Bryan Fuller on 'Hannibal's' Future: "There Has Been Interest" From Other Outlets

Hannibal Still - H 2015

Hannibal Still - H 2015

When news of Hannibal's cancelation surfaced Monday, it didn't take long for fans and showrunner Bryan Fuller to start the #SaveHannibal campaigns on social media. With 10 episodes to go in season three, The Hollywood Reporter caught up with Fuller to pick his brain on shopping the series around, plans for a potential fourth season, and what's in store for the final 10-episode run. 

Is the plan to shop the series around?

There has been interest from a few different parties. It’s all about gauging how much of an interest, and there are certain avenues that I know we wouldn’t be able to do — for instance, Netflix, because our deal with Amazon precludes a Netflix component. So it’s not a good deal for them to make, even though they’ve been so kind in terms of their enthusiasm for the show. The contract limits what they could do with it. The studio is talking with other venues to see how serious their interest is.

Does that include Amazon, since it has the rights to the first two seasons?

Amazon makes the most sense, honestly, because they have been great partners with us for three seasons and we are exclusively streaming on Amazon. It feels like they have the interest in the program.

Do you have a preference on whether the show continues on cable or a streaming site?
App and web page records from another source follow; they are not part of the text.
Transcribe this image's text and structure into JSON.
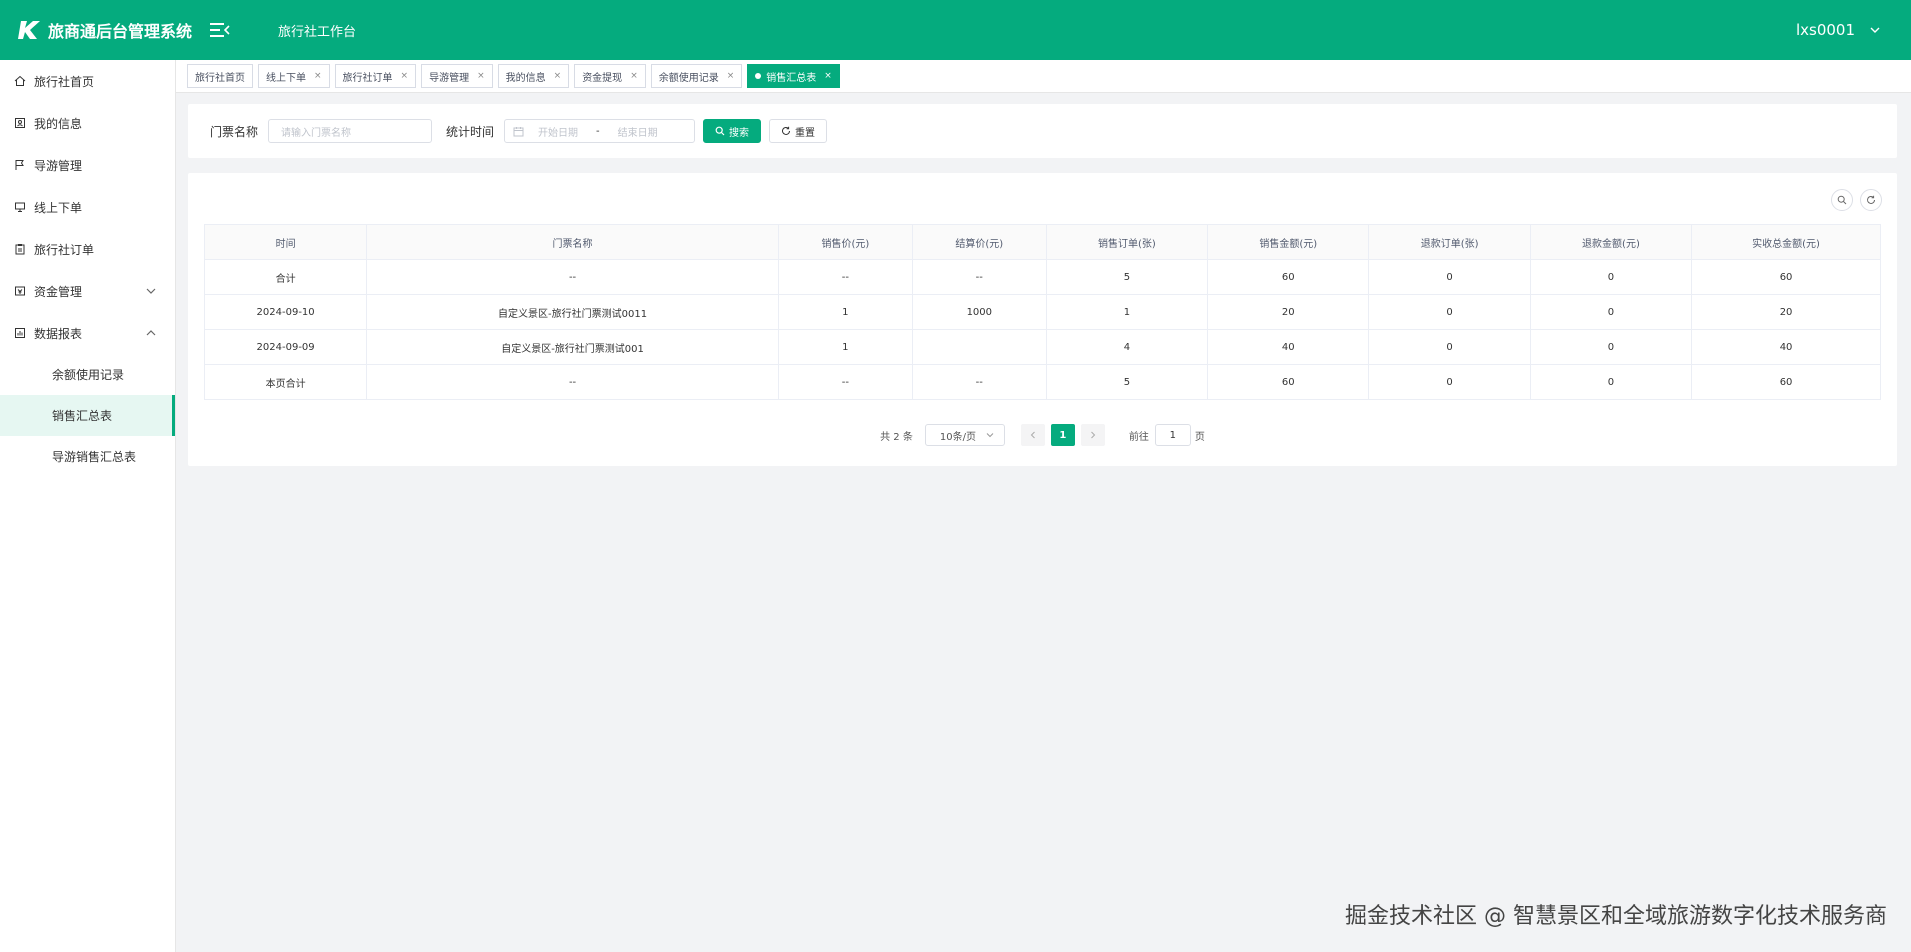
{
  "header": {
    "title": "旅商通后台管理系统",
    "workspace": "旅行社工作台",
    "user": "lxs0001"
  },
  "sidebar": {
    "items": [
      {
        "label": "旅行社首页",
        "icon": "home-icon"
      },
      {
        "label": "我的信息",
        "icon": "profile-icon"
      },
      {
        "label": "导游管理",
        "icon": "flag-icon"
      },
      {
        "label": "线上下单",
        "icon": "monitor-icon"
      },
      {
        "label": "旅行社订单",
        "icon": "clipboard-icon"
      },
      {
        "label": "资金管理",
        "icon": "wallet-icon"
      },
      {
        "label": "数据报表",
        "icon": "report-icon"
      }
    ],
    "subitems": [
      {
        "label": "余额使用记录"
      },
      {
        "label": "销售汇总表"
      },
      {
        "label": "导游销售汇总表"
      }
    ]
  },
  "tabs": [
    {
      "label": "旅行社首页"
    },
    {
      "label": "线上下单"
    },
    {
      "label": "旅行社订单"
    },
    {
      "label": "导游管理"
    },
    {
      "label": "我的信息"
    },
    {
      "label": "资金提现"
    },
    {
      "label": "余额使用记录"
    },
    {
      "label": "销售汇总表"
    }
  ],
  "search": {
    "ticket_label": "门票名称",
    "ticket_placeholder": "请输入门票名称",
    "time_label": "统计时间",
    "start_placeholder": "开始日期",
    "range_sep": "-",
    "end_placeholder": "结束日期",
    "search_button": "搜索",
    "reset_button": "重置"
  },
  "table": {
    "columns": [
      "时间",
      "门票名称",
      "销售价(元)",
      "结算价(元)",
      "销售订单(张)",
      "销售金额(元)",
      "退款订单(张)",
      "退款金额(元)",
      "实收总金额(元)"
    ],
    "rows": [
      [
        "合计",
        "--",
        "--",
        "--",
        "5",
        "60",
        "0",
        "0",
        "60"
      ],
      [
        "2024-09-10",
        "自定义景区-旅行社门票测试0011",
        "1",
        "1000",
        "1",
        "20",
        "0",
        "0",
        "20"
      ],
      [
        "2024-09-09",
        "自定义景区-旅行社门票测试001",
        "1",
        "",
        "4",
        "40",
        "0",
        "0",
        "40"
      ],
      [
        "本页合计",
        "--",
        "--",
        "--",
        "5",
        "60",
        "0",
        "0",
        "60"
      ]
    ]
  },
  "pager": {
    "total": "共 2 条",
    "page_size": "10条/页",
    "current": "1",
    "goto_label": "前往",
    "goto_value": "1",
    "page_unit": "页"
  },
  "watermark": "掘金技术社区 @ 智慧景区和全域旅游数字化技术服务商",
  "colors": {
    "accent": "#05ab7e"
  }
}
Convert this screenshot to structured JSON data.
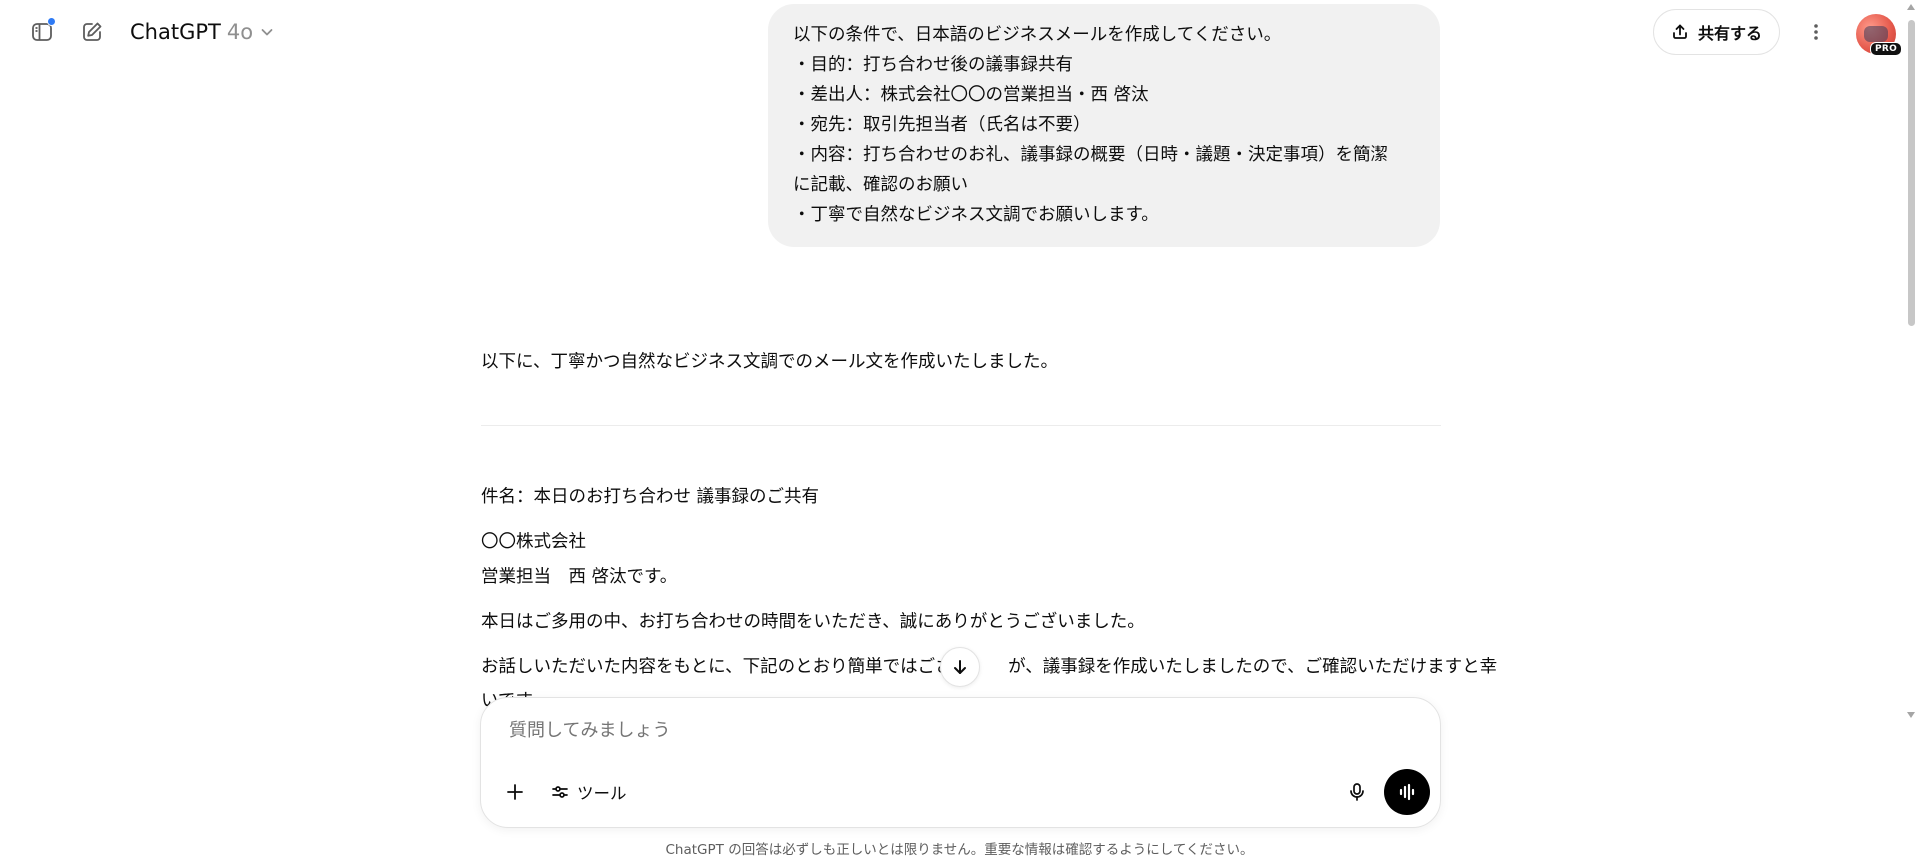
{
  "header": {
    "model_name": "ChatGPT",
    "model_version": "4o",
    "share_label": "共有する",
    "pro_badge": "PRO"
  },
  "user_message": {
    "lines": [
      "以下の条件で、日本語のビジネスメールを作成してください。",
      "・目的：打ち合わせ後の議事録共有",
      "・差出人：株式会社〇〇の営業担当・西 啓汰",
      "・宛先：取引先担当者（氏名は不要）",
      "・内容：打ち合わせのお礼、議事録の概要（日時・議題・決定事項）を簡潔",
      "に記載、確認のお願い",
      "・丁寧で自然なビジネス文調でお願いします。"
    ]
  },
  "assistant_message": {
    "intro": "以下に、丁寧かつ自然なビジネス文調でのメール文を作成いたしました。",
    "subject": "件名：本日のお打ち合わせ 議事録のご共有",
    "company": "〇〇株式会社",
    "sender": "営業担当　西 啓汰です。",
    "thanks": "本日はご多用の中、お打ち合わせの時間をいただき、誠にありがとうございました。",
    "body_line1_a": "お話しいただいた内容をもとに、下記のとおり簡単ではござい",
    "body_line1_b": "が、議事録を作成いたしましたので、ご確認いただけますと幸",
    "body_line2": "いです。"
  },
  "composer": {
    "placeholder": "質問してみましょう",
    "tools_label": "ツール"
  },
  "footer": {
    "disclaimer": "ChatGPT の回答は必ずしも正しいとは限りません。重要な情報は確認するようにしてください。"
  },
  "colors": {
    "notification_dot": "#2f7bf5",
    "bubble_bg": "#f1f1f1",
    "voice_button": "#000000"
  },
  "icons": [
    "sidebar-toggle-icon",
    "new-chat-icon",
    "chevron-down-icon",
    "share-upload-icon",
    "more-vertical-icon",
    "arrow-down-icon",
    "plus-icon",
    "tools-sliders-icon",
    "microphone-icon",
    "voice-waveform-icon"
  ]
}
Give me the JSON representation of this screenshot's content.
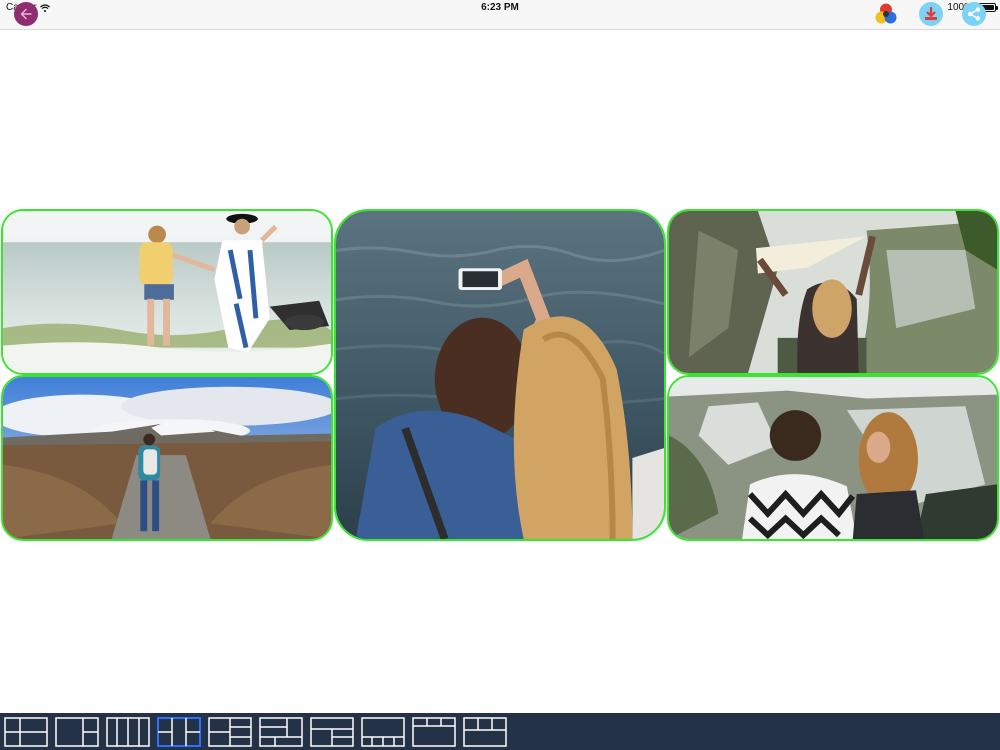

I see the benefits of both, but I do love the idea of continuing on with our partners at Amazon. But we’re at a dance and we want to be asked out on the floor. All suitors are welcome.

Making a cancellation announcement with 10 episodes to go seems pretty early. Is there a particular reason it was made so far in advance?

It was based on their contracts. They had to give the studio an answer by the time the cancellation was announced.

Executive producer Martha De Laurentiis tweeted that the show has always been in danger because of the content. Can you expand on that?

It’s a dark show, so we were never going to have a broad audience. I think the reference is just in general to niche cable interests on a broadcast network. It’s a dangerous place to be.

Was it purely a ratings decision, or were there other factors at play?

It’s a pretty cut-and-dry mathematical cancellation. We were a 0.5 [adults ages 18-49]! So no other factors were necessary.

Did the rights issues to The Silence of the Lambs and the Clarice character impact the decision at all?

Oh no, nothing at all. Clarice wasn’t in the plan for the fourth season. It’s much cooler, actually. The plan for Clarice would be season five.

Can you hint about what you had planned?

Oh, no, I can’t give that away! That would ruin the third season ending. It all ties in. The end of the third season is pretty dramatic, so we can’t give that away.

Will there be closure for fans with that ending if the show isn’t picked up elsewhere?

There will be a huge move for the show, and it will be as satisfying an ending as it would have been in the first two seasons. So if we had ended with Will taking the fall for Hannibal’s crimes, that would be a satisfying ending. Or if Hannibal is actually laying all of his friends to waste and walking out in the rain, that would be a satisfying ending. And this ending for season three would be as satisfying.

Did you script the finale as a series finale just in case?

Absolutely, every season I’ve assumed with how hard [NBC Entertainment president] Jennifer Salke has fought for the programming executives at NBC to keep this show on for three years, they were quite willing and happy to cancel it after the first season. If it weren’t for Jen fighting for this show, it would have been. So I have always assumed and planned for every season to end in such a fashion that it would have some element of closure for the audience in terms of the story.

How many seasons would you ideally have liked to have?

About halfway through the previous season I go, “Oh! That’s what the next season is.” So I could imagine a scenario where I’m halfway through season five and going, “Oh! This is what season six would be.” It really is up to the audience appetite and the appetite of our distribution partner.

You’ve got American Gods at Starz coming up. Was that in first position to Hannibal? If there were a fourth season, could you return as showrunner?

No, actually they’re completely separate deals. If there was a fourth season, we would coordinate a way to be able to allow me to do American Gods and Hannibal as well.

If the show doesn’t continue, can you see it living on in movie or comic book form?

Oh yeah, the plan for the fourth season would actually make a wonderful psychological thriller if we contained it to a movie. I would love to do a Hannibal movie with this cast.

What can you tease about what’s in store for the last 10 episodes?

The next four complete the Italian arc of the season. They are as insane and gory as anything we’ve done on the show and are actually among my favorite episodes we’ve ever done. And then we get into the Red Dragon arc in episode eight. We introduce Richard Armitage as Francis Dolarhyde, and that is a thrill, to be able to tell that story in the context of our characters and their significantly altered relationships from the novels. 

Hope that Hannibal will continue at Amazon? Looking forward to the Italy conclusion? Sound off in the comments below and watch this exclusive first look at Thursday's new episode, "Aperitivo."

Hannibal airs Thursdays at 10 p.m. on NBC. 

Twitter: @amber_dowling